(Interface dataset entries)
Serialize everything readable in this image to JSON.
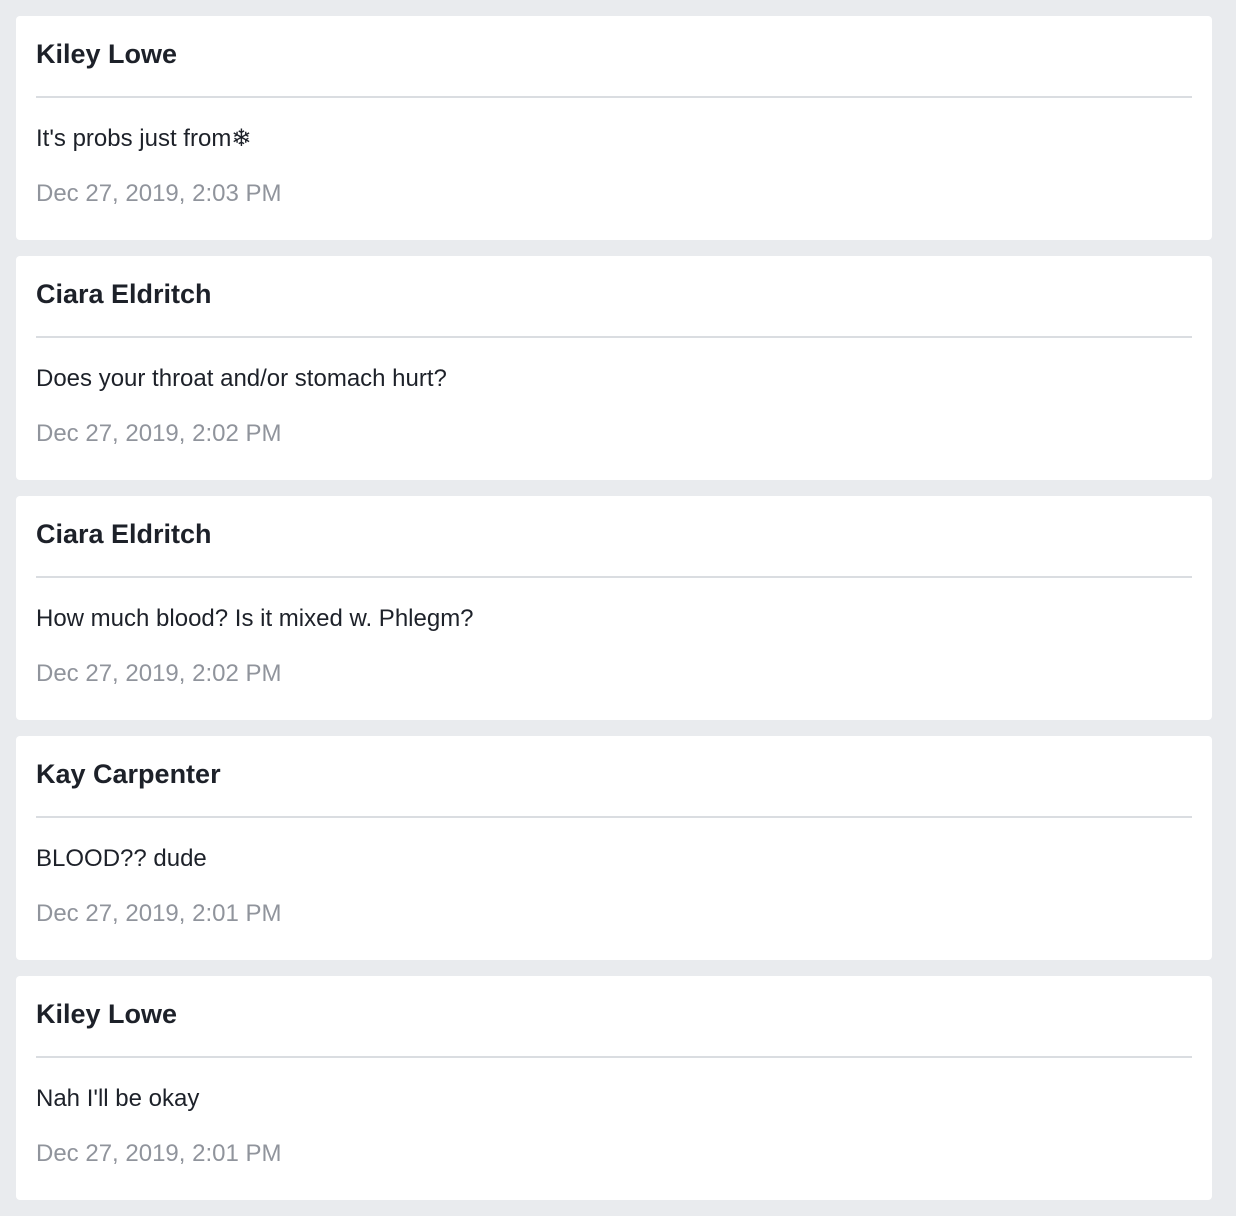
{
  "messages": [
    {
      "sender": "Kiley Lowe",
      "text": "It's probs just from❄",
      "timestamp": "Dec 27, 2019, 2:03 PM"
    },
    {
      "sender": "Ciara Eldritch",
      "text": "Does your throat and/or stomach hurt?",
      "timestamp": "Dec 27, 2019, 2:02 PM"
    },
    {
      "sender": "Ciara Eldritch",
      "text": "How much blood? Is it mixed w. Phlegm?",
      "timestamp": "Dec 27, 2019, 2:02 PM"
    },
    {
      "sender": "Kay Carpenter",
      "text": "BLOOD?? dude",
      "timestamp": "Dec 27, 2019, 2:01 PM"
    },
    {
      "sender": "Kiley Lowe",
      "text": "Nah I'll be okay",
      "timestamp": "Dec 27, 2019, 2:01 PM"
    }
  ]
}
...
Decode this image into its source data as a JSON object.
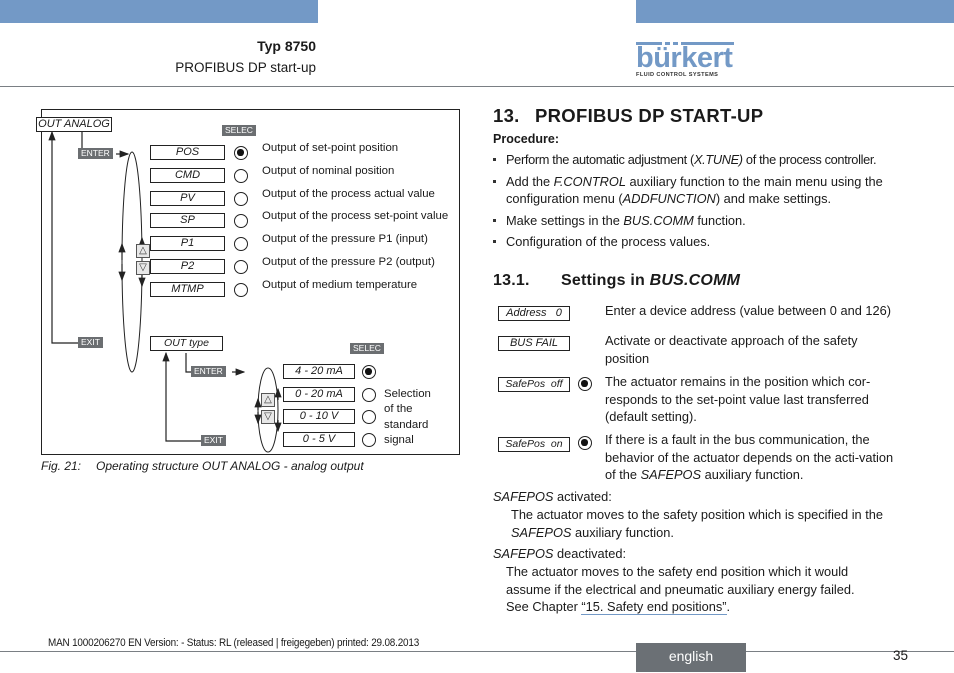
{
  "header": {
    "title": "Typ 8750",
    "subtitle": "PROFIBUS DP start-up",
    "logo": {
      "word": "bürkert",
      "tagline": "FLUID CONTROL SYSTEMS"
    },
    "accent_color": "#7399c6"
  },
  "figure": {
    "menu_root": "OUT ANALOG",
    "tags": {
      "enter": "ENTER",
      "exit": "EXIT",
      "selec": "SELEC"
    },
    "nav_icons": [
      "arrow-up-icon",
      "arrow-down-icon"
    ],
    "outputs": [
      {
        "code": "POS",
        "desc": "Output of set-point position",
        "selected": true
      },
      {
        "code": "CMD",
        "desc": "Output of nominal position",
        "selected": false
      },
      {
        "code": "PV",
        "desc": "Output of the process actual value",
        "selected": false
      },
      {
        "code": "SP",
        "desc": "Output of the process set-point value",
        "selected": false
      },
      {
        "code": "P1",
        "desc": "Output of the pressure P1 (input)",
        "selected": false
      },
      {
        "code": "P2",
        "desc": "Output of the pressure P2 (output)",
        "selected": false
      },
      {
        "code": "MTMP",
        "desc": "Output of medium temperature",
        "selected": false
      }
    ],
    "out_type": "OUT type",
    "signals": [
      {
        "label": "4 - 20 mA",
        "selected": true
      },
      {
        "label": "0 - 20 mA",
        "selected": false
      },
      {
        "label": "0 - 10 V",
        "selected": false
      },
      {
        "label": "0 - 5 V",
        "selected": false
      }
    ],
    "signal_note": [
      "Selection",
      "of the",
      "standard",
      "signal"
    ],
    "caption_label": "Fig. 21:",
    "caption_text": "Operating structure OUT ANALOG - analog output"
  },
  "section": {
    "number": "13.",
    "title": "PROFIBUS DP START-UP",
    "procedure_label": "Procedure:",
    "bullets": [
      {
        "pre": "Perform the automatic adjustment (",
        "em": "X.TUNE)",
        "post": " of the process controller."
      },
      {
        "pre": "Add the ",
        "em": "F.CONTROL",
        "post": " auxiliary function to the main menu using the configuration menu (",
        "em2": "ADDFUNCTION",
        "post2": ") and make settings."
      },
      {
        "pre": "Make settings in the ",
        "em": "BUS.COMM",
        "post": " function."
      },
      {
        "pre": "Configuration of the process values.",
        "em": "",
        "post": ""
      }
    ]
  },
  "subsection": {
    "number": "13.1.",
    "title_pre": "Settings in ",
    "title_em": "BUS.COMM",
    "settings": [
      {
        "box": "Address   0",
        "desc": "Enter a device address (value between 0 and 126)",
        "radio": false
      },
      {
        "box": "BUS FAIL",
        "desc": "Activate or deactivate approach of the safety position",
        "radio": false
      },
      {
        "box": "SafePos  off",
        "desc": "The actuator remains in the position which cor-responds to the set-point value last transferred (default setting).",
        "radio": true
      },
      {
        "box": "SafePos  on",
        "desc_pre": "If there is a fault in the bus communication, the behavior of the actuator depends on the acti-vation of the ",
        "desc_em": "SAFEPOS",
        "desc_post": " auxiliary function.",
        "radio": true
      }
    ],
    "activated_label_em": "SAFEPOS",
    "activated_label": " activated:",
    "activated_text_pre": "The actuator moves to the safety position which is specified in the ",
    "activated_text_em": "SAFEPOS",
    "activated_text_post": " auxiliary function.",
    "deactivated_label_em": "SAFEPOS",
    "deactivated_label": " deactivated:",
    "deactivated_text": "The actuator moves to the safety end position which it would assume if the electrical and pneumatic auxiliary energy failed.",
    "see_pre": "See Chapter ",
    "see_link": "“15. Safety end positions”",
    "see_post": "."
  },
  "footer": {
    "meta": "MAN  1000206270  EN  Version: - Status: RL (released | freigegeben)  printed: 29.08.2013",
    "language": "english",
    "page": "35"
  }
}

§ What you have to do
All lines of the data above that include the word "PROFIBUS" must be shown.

§ Exercise output
    "subtitle": "PROFIBUS DP start-up",
    "title": "PROFIBUS DP START-UP",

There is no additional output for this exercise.